Criminal justice major Christopher Ubeda got down on one knee and presented a ring to now-fiancée Jacqueline Mendoza right after she received her diploma and shook hands with FIU President Mark B. Rosenberg.

It was a complete surprise.

“I wanted to do this proposal,” Ubeda said. “I thought, what can I do to propose to this beautiful girl on the biggest stage possible?”

The couple met at their church, so he thought of proposing there. But, when he realized the two would be graduating together, he decided FIU – the place where the two of them had come to achieve their goals – would be perfect.

Mendoza said it was her dream to graduate during the same ceremony as Ubeda. Since she started her studies at FIU after he did, Mendoza took more classes at a time to be able to make it to commencement the same semester.

By a stroke of luck – or fate – Mendoza, a health services administration major, ended up attending the Green School commencement ceremony. She thought the situation was already perfect. Until of course Ubeda proposed, and the entire experience got even better.

Mendoza and Ubeda said the setting was just right. The two, both first-generation students, are proud to be Panthers and start their engagement right where they earned their degrees.

“FIU gave us the tools to achieve the American dream,” Ubeda explained. “FIU gives a chance to students who chase their dreams. [With this proposal,] I wanted to give back to FIU. I wanted to show the world that this was my biggest day.”

Ubeda added that the Department of Criminology and Criminal Justice and the Green School were crucial for his journey at FIU.

“The Department of Criminology and Criminal Justice helped me find my passion. It taught me discipline and that there's a justice system out there, and it needs dedicated people to make a positive change.”

Mendoza said the couple's time as students helped them grow closer together.

During their time at the university, they spent hours studying together, learning about each other's majors and supporting each other, she explained.

“FIU for me felt like home,” Mendoza said. “Even when I was overwhelmed, there was always help. It's a unique school. I learned so much from FIU.”
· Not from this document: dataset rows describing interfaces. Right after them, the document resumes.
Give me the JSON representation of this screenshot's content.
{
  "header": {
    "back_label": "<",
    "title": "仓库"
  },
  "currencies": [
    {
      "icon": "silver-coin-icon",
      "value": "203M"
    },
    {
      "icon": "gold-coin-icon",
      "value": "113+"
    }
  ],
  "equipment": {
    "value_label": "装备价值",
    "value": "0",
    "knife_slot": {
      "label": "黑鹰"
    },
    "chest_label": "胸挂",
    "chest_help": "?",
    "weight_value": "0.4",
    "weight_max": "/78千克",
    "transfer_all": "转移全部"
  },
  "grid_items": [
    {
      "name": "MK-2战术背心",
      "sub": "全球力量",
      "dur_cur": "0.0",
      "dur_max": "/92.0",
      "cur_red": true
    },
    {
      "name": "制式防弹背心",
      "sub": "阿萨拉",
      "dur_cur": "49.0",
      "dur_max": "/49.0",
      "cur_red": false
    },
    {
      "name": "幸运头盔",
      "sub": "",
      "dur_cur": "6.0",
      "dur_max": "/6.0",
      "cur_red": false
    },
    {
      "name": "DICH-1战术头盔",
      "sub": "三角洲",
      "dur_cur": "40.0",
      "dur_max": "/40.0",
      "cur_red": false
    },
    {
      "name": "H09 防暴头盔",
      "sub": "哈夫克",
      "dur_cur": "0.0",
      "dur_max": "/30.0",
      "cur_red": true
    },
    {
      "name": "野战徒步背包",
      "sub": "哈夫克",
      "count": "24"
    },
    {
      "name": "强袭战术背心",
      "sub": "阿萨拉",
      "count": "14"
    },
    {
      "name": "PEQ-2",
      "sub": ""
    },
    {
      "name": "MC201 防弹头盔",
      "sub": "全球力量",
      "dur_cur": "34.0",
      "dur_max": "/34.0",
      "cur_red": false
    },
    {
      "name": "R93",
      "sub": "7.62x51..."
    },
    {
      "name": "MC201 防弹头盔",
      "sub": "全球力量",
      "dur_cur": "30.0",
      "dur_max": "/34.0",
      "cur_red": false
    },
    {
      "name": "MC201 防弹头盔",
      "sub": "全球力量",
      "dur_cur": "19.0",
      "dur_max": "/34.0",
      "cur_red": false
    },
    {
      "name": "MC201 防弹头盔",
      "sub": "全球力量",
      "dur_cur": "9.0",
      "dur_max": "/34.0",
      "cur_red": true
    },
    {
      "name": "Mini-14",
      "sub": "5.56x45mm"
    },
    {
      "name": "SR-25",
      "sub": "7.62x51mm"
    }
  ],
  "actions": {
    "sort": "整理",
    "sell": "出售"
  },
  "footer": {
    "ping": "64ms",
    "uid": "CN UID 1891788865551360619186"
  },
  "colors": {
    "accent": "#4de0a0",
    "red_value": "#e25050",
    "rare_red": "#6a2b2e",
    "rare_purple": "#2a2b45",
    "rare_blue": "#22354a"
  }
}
The couple plans to come back to the university for future master's degrees and to stay involved as alumni.

The pair thank God for their blessings and ultimately credit their faith for their successes.

“Our faith has brought us to where we are today,” Mendoza said. “We believe in each other and have always been there for each other. Everything is possible, if you put God first and have each other.”

By Gisela Valencia